BY Richard Muponde
THE opposition MDC has accused President Emmerson Mnangagwa of setting up a “vicious” crack team comprising members of the Police Support Unit, army and the Central Intelligence Organisation to suppress demonstrations.
The team is allegedly being trained at a local army barracks.
It is alleged to be behind the vicious attack on MDC supporters, passers-by and bystanders on Wednesday when MDC president Nelson Chamisa was about to give his Hope of the Nation Address.
Since taking over from the late former President Robert Mugabe in a November 2017 coup, Mnangagwa’s administration has been brutally quelling demonstrations by the opposition, civic groups and civil servants.
Six civilians were killed by soldiers on August 1 last year after they took to the streets protesting over the delay by the Zimbabwe Election Commission in announcing presidential results.
In January this year, civil society organisations said 17 civilians lost their lives following protests against the fuel price hikes by Mnangagwa and the ensuing brutal crackdown by the State security apparatus.
Wednesday’s bashing of civilians received condemnation from Chamisa and the Unites States, among others.
MDC chairperson Tabitha Khumalo yesterday said they had been made aware by their party’s intelligence that Mnangagwa had set up a crack team to deal with opposition demonstrations and gatherings.
She said the crackdown all but confirmed her party’s fear that Zimbabwe was now under military rule.
“It only confirms what we have been saying all along that we are now being ruled by the military.
All government units have been militarised and they are escalating their brutality, which confirms that they stole the election because why brutalise the people you claim voted for you?” Khumalo asked rhetorically.
However, Information permanent secretary Ndavaningi Mangwana dismissed the claims as “nonsense”.
“There’s no truth in this at all. Absolute nonsense,” he said.
Police spokesperson Assistant Commissioner Paul Nyathi also refuted the allegations.
“We are not aware of the allegations being made,” he said.
Chamisa has warned Mnangagwa against his continued use of force on unarmed civilians, saying the Zanu PF leader was behaving like a dictator and had not learnt from history how tyrants end.
He said Mnangagwa was slowly sliding into the league of other dictators in the world by closing down civilian politics and faces sad ending to his two-year rule.
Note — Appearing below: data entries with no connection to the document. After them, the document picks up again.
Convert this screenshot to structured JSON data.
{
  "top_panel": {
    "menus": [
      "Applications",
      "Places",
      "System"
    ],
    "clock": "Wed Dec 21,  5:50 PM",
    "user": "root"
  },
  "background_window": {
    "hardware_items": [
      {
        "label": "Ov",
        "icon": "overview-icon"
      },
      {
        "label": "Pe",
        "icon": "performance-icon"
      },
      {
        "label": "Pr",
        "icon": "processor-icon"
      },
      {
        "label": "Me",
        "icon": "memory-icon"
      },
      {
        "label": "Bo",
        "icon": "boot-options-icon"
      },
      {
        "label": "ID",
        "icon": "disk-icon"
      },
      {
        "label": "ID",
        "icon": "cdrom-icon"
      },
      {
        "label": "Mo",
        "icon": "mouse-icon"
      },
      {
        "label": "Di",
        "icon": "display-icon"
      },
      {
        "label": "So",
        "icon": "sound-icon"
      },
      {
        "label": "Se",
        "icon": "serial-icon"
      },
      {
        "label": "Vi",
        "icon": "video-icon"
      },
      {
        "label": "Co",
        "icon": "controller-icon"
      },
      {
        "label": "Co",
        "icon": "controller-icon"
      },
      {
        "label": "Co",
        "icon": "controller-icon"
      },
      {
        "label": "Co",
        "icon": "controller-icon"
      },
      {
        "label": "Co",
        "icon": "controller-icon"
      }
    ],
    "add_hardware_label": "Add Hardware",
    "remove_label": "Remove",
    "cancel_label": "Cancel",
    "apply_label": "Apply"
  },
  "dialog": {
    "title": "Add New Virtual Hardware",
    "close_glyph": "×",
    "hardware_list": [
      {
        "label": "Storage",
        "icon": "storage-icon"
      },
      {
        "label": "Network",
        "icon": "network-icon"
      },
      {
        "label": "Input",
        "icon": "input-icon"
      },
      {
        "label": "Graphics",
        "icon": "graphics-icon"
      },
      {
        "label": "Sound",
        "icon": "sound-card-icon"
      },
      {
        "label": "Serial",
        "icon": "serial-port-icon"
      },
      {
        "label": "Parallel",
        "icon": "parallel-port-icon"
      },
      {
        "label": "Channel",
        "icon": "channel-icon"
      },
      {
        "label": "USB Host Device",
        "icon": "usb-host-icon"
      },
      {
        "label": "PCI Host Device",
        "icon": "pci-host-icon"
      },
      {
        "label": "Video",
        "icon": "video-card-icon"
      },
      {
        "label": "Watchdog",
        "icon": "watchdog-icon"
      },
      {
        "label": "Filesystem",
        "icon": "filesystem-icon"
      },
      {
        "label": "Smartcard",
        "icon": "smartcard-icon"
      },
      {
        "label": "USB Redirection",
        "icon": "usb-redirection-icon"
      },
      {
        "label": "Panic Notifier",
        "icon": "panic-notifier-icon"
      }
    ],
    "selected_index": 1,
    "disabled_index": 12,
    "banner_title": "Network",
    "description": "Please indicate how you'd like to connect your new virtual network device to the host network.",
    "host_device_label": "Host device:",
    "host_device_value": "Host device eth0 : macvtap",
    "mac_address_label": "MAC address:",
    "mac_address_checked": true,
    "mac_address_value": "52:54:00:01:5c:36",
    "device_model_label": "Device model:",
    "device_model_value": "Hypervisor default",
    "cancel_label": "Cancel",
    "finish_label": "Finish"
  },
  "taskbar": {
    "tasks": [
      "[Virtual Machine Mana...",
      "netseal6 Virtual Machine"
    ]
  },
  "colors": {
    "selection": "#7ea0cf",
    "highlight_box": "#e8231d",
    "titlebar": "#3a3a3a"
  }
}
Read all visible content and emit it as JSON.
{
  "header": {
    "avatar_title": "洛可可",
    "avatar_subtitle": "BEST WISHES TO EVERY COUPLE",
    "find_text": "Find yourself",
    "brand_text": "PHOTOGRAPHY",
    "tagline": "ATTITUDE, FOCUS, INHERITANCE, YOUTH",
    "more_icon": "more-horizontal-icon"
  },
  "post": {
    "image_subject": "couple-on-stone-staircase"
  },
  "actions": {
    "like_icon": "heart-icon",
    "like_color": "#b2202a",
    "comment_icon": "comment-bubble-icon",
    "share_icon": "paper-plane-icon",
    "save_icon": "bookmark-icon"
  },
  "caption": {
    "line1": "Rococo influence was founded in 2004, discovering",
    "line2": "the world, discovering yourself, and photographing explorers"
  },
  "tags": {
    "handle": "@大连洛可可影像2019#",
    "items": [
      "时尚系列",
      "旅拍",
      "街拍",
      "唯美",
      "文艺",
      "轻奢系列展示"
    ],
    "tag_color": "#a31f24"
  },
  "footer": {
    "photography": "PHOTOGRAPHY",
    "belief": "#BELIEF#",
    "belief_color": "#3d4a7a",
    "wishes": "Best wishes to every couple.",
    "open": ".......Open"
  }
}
The US government, through its assistant secretary for the department of State’s Bureau of African Affairs, Tibor Nagy, said there was growing concern over the Mnangagwa administration’s continued disregard of the people’s freedoms as enshrined in the Constitution.